As foot traffic at shopping malls and retail outlets begins to trend upward during the holiday season, making sure inventory levels are accurate for the most popular clothing and accessory items is one of the best ways retailers can maximize profits.
Sparse shelves mean unhappy customers. Nobody likes it when they find that perfect piece of clothing, but it’s not available in their size — especially millennials, who are known for their specific spending habits.
Digital data in combination with internal information like point-of-sale (POS) data, CRM databases and customer support logs can provide powerful insight that can predict not just what sizes should be stocked, but also what designs, colors and materials are more likely to sell in a specific retail outlet. For retailers, however, these decisions are no small undertaking. There's a huge variation from region to region and even neighborhood to neighborhood.
Importance of Rightsizing Inventory
Demand is volatile, leading to forecasting accuracies that are often around 60 percent, according to commonly held industry beliefs.
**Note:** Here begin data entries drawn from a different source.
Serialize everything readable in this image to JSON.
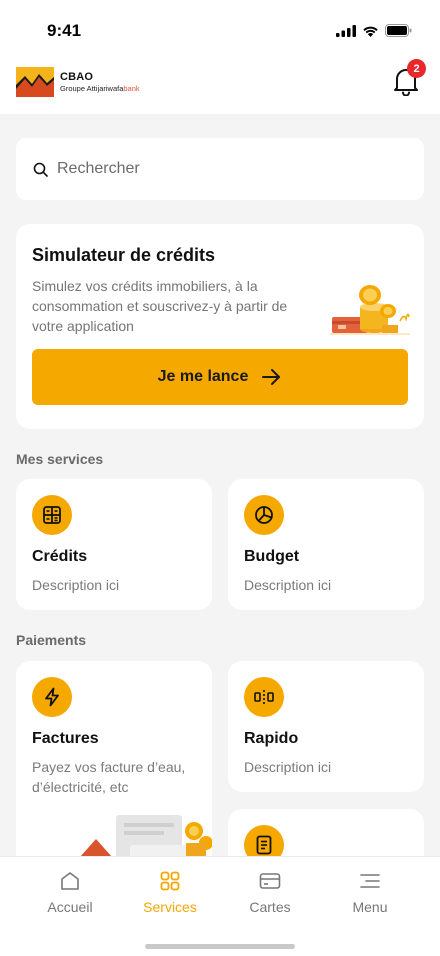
{
  "status_bar": {
    "time": "9:41"
  },
  "header": {
    "brand_name": "CBAO",
    "brand_sub": "Groupe Attijariwafa",
    "brand_sub_suffix": "bank",
    "notification_count": "2"
  },
  "search": {
    "placeholder": "Rechercher"
  },
  "simulator": {
    "title": "Simulateur de crédits",
    "description": "Simulez vos crédits immobiliers, à la consommation et souscrivez-y à partir de votre application",
    "cta_label": "Je me lance"
  },
  "mes_services": {
    "title": "Mes services",
    "items": [
      {
        "title": "Crédits",
        "description": "Description ici",
        "icon": "calculator-icon"
      },
      {
        "title": "Budget",
        "description": "Description ici",
        "icon": "pie-chart-icon"
      }
    ]
  },
  "paiements": {
    "title": "Paiements",
    "items": [
      {
        "title": "Factures",
        "description": "Payez vos facture d’eau, d’électricité, etc",
        "icon": "lightning-icon"
      },
      {
        "title": "Rapido",
        "description": "Description ici",
        "icon": "toll-icon"
      },
      {
        "title": "",
        "description": "",
        "icon": "document-icon"
      }
    ]
  },
  "bottom_nav": {
    "items": [
      {
        "label": "Accueil",
        "icon": "home-icon"
      },
      {
        "label": "Services",
        "icon": "grid-icon",
        "active": true
      },
      {
        "label": "Cartes",
        "icon": "card-icon"
      },
      {
        "label": "Menu",
        "icon": "menu-icon"
      }
    ]
  },
  "colors": {
    "accent": "#f5a800",
    "badge": "#e8282b",
    "background": "#f4f4f4"
  }
}
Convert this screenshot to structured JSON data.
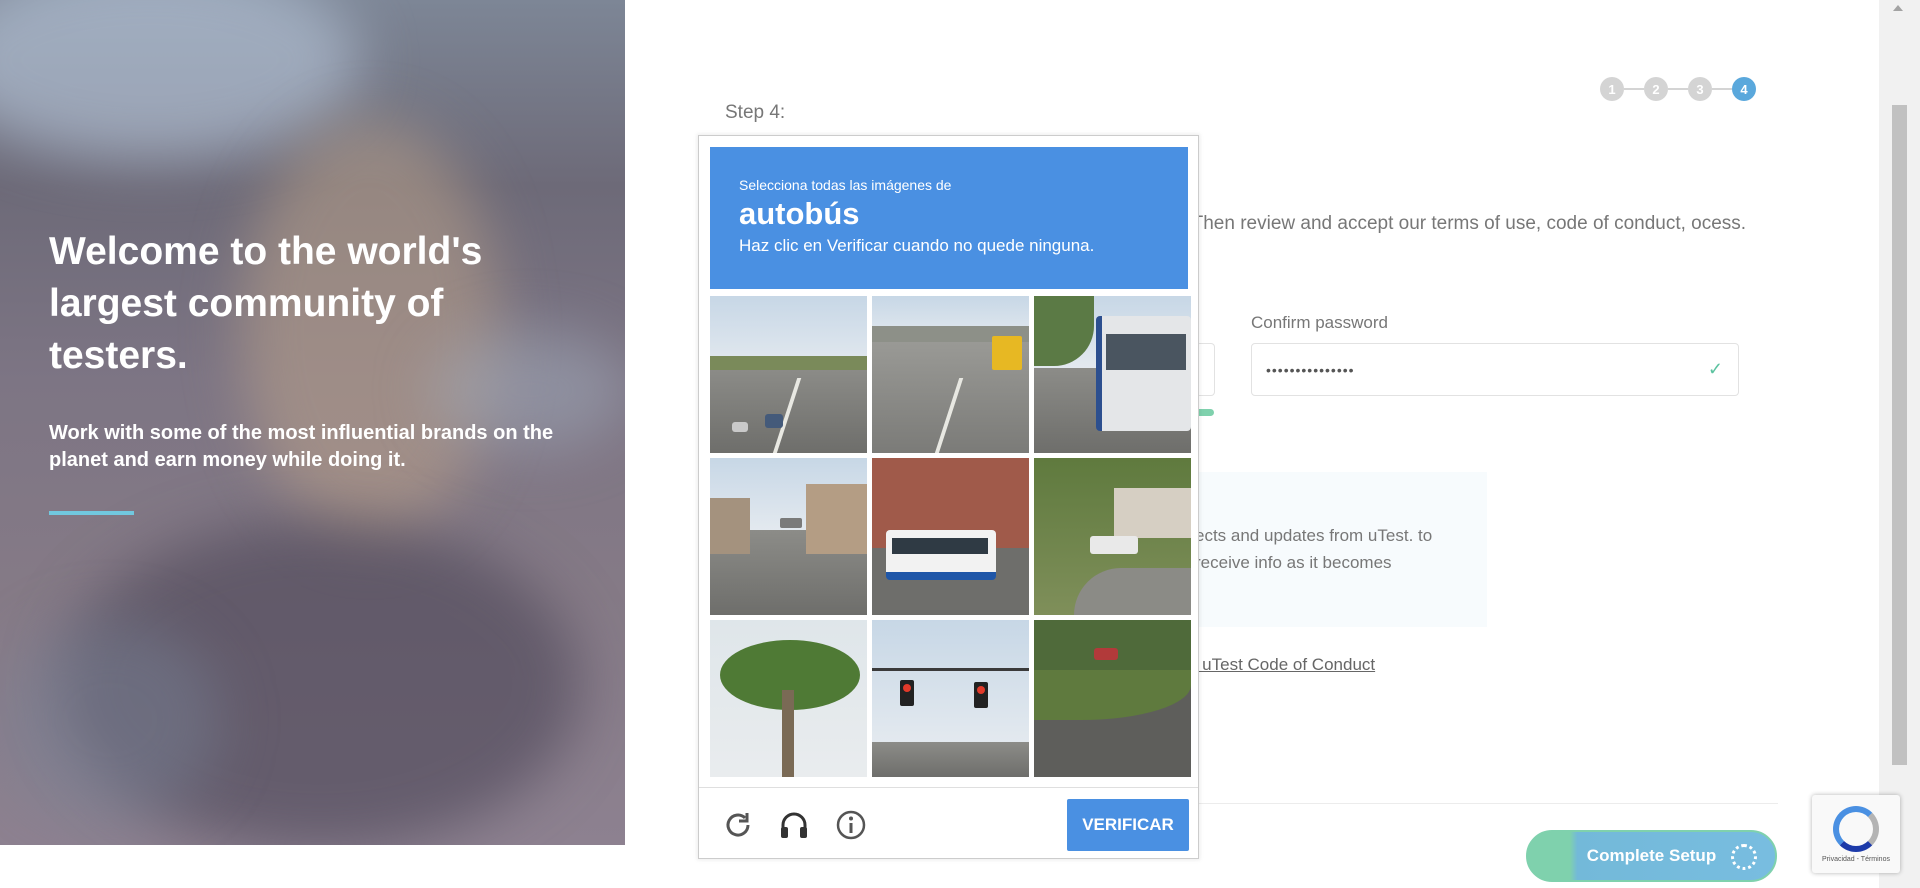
{
  "hero": {
    "title": "Welcome to the world's largest community of testers.",
    "subtitle": "Work with some of the most influential brands on the planet and earn money while doing it."
  },
  "form": {
    "step_label": "Step 4:",
    "steps": [
      "1",
      "2",
      "3",
      "4"
    ],
    "active_step": "4",
    "intro_text": "unt. Then review and accept our terms of use, code of conduct, ocess.",
    "confirm_password_label": "Confirm password",
    "confirm_password_value": "•••••••••••••••",
    "info_text": "ects and updates from uTest. to receive info as it becomes",
    "code_of_conduct_link": "e uTest Code of Conduct",
    "complete_button": "Complete Setup"
  },
  "captcha": {
    "instruction_small": "Selecciona todas las imágenes de",
    "target_word": "autobús",
    "instruction_note": "Haz clic en Verificar cuando no quede ninguna.",
    "tiles": [
      "highway-cars",
      "highway-overpass-bus",
      "bus-side",
      "city-intersection",
      "city-bus",
      "house-truck",
      "palm-tree",
      "traffic-lights",
      "street-car"
    ],
    "verify_button": "VERIFICAR",
    "accent_color": "#4a90e2"
  },
  "recaptcha_badge": {
    "terms": "Privacidad - Términos"
  }
}
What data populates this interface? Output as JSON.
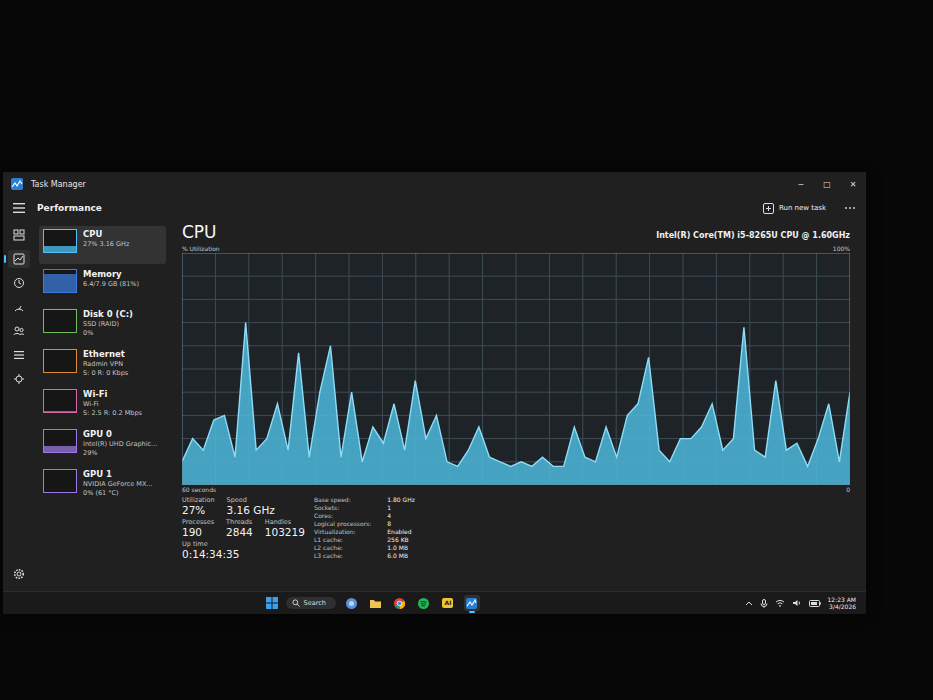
{
  "window": {
    "title": "Task Manager",
    "controls": [
      "─",
      "□",
      "✕"
    ]
  },
  "header": {
    "title": "Performance",
    "action": "Run new task"
  },
  "nav": [
    {
      "kind": "processes",
      "selected": false
    },
    {
      "kind": "performance",
      "selected": true
    },
    {
      "kind": "history",
      "selected": false
    },
    {
      "kind": "startup",
      "selected": false
    },
    {
      "kind": "users",
      "selected": false
    },
    {
      "kind": "details",
      "selected": false
    },
    {
      "kind": "services",
      "selected": false
    }
  ],
  "settings": {
    "selected": false
  },
  "sidebar": [
    {
      "name": "CPU",
      "lines": [
        "27%  3.16 GHz"
      ],
      "selected": true,
      "level": 0.27,
      "color": "#4fc3f7"
    },
    {
      "name": "Memory",
      "lines": [
        "6.4/7.9 GB (81%)"
      ],
      "selected": false,
      "level": 0.81,
      "color": "#3d7bd9"
    },
    {
      "name": "Disk 0 (C:)",
      "lines": [
        "SSD (RAID)",
        "0%"
      ],
      "selected": false,
      "level": 0,
      "color": "#6fbf5a"
    },
    {
      "name": "Ethernet",
      "lines": [
        "Radmin VPN",
        "S: 0 R: 0 Kbps"
      ],
      "selected": false,
      "level": 0,
      "color": "#d98b3a"
    },
    {
      "name": "Wi-Fi",
      "lines": [
        "Wi-Fi",
        "S: 2.5 R: 0.2 Mbps"
      ],
      "selected": false,
      "level": 0.06,
      "color": "#d96aa8"
    },
    {
      "name": "GPU 0",
      "lines": [
        "Intel(R) UHD Graphic...",
        "29%"
      ],
      "selected": false,
      "level": 0.29,
      "color": "#9a78e0"
    },
    {
      "name": "GPU 1",
      "lines": [
        "NVIDIA GeForce MX...",
        "0% (61 °C)"
      ],
      "selected": false,
      "level": 0,
      "color": "#9a78e0"
    }
  ],
  "main": {
    "title": "CPU",
    "model": "Intel(R) Core(TM) i5-8265U CPU @ 1.60GHz"
  },
  "chart": {
    "y_label": "% Utilization",
    "y_max": "100%",
    "x_label": "60 seconds",
    "y_min": "0",
    "values": [
      10,
      20,
      15,
      28,
      30,
      12,
      70,
      15,
      20,
      35,
      15,
      57,
      12,
      40,
      60,
      12,
      40,
      10,
      25,
      18,
      35,
      15,
      45,
      20,
      30,
      10,
      8,
      15,
      25,
      12,
      10,
      8,
      10,
      8,
      12,
      8,
      8,
      25,
      12,
      10,
      25,
      12,
      30,
      35,
      55,
      15,
      10,
      20,
      20,
      25,
      35,
      15,
      20,
      68,
      15,
      12,
      45,
      15,
      18,
      8,
      20,
      35,
      10,
      40
    ]
  },
  "stats": [
    [
      {
        "label": "Utilization",
        "value": "27%"
      },
      {
        "label": "Speed",
        "value": "3.16 GHz"
      }
    ],
    [
      {
        "label": "Processes",
        "value": "190"
      },
      {
        "label": "Threads",
        "value": "2844"
      },
      {
        "label": "Handles",
        "value": "103219"
      }
    ],
    [
      {
        "label": "Up time",
        "value": "0:14:34:35"
      }
    ]
  ],
  "specs": [
    {
      "label": "Base speed:",
      "value": "1.80 GHz"
    },
    {
      "label": "Sockets:",
      "value": "1"
    },
    {
      "label": "Cores:",
      "value": "4"
    },
    {
      "label": "Logical processors:",
      "value": "8"
    },
    {
      "label": "Virtualization:",
      "value": "Enabled"
    },
    {
      "label": "L1 cache:",
      "value": "256 KB"
    },
    {
      "label": "L2 cache:",
      "value": "1.0 MB"
    },
    {
      "label": "L3 cache:",
      "value": "6.0 MB"
    }
  ],
  "taskbar": {
    "search": "Search",
    "time": "12:23 AM",
    "date": "3/4/2026",
    "apps": [
      {
        "kind": "widgets",
        "label": "",
        "selected": false
      },
      {
        "kind": "explorer",
        "label": "",
        "selected": false
      },
      {
        "kind": "chrome",
        "label": "",
        "selected": false
      },
      {
        "kind": "spotify",
        "label": "",
        "selected": false
      },
      {
        "kind": "tile",
        "label": "AI",
        "selected": false
      },
      {
        "kind": "taskmgr",
        "label": "",
        "selected": true
      }
    ]
  }
}
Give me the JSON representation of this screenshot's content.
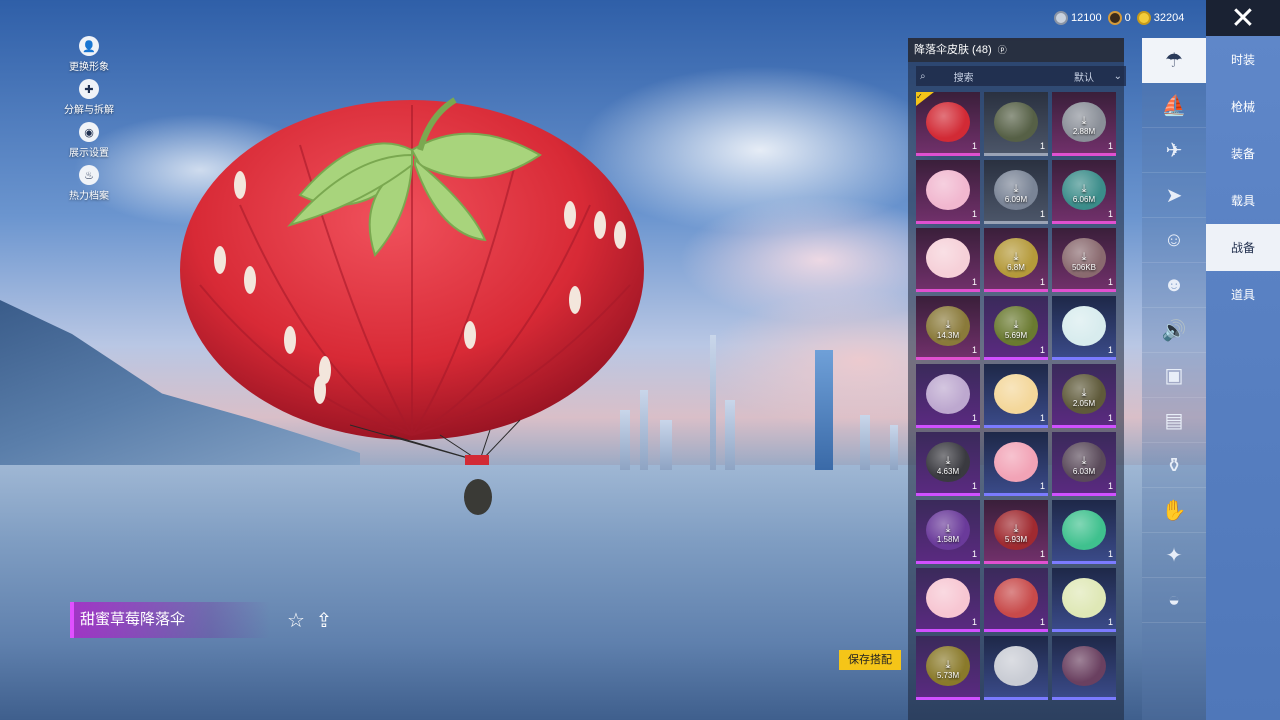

Due to this volatility, predicting inventory needs is challenging.
Retailers at the forefront of data analysis are employing size-pack optimization using POS and inventory data, viewing what was shipped and sold in a corresponding time frame to determine current shipping needs. Using sophisticated algorithms to process information such as search data, social media conversations, geographic location and population size, retailers have an untapped opportunity to build richer data sets and gain better insights to help predict and assign inventory based on these complex, interrelated factors.
Inventory comprises a company’s most important investment, and it’s imperative that retailers employ the technology tools and resources necessary to help take inventory planning from a best estimate with poor accuracy to a highly efficient, math-based process.
Inventory planning for the holiday season actually begins months in advance. The retail landscape is so competitive and customer-focused that companies can ill afford to get inventory wrong. Every retailer should strive for balance —too much inventory leads to inflexibility and lost opportunities to shift inventory from in-store to online, or vice versa, while too little inventory can be detrimental to sales in every channel and damaging to brand loyalty.
Often, availability can mean the difference. Consumers seeking convenience and personalization may even be willing to place cost secondary to product availability, thus improving a retailer’s opportunity to up margins.
Forecasting Demand and Refining Inventory Decision Making
Using data analytics to improve inventory management is becoming increasingly important in the global marketplace. By streamlining the supply chain and enabling real-time decisions, companies can significantly reduce costs as well as improve crucial aspects of inventory management (e.g., rightsizing). It can also help predict and forecast demand, allowing for a first-mover advantage right from the sourcing of products to in-store delivery.
For example, with the help of analytics, social media data offers retailers the opportunity to listen to natural conversations of large populations of consumers. It provides an unbiased platform to understand consumer preferences and patterns of behavior.
These social conversations can then be combined with other available sources of data to predict the sales of a product with high accuracy. Models can also be built to predict behavior, such as which consumers are “critical” and about to lapse. Leading marketing analytics firms can use data to understand the online-offline behavior of consumers, who often research online but make their final purchase in-store. This is especially true for apparel retailers, as people like to view multiple options online, but get the look and feel of the fabric or material in person before they make a purchase.
These are just some of the examples illustrating how retailers can apply the power of data analytics to influence and refine inventory. The insights gained from analysis of a company’s own data and metadata from outside sources like social media can result in more accurate and profitable decisions, from subtle changes to inventory to larger shifts in strategic assets that impact the entire organization.
Venkat Viswanathan is co-founder and chairman of LatentView, a data analytics firm.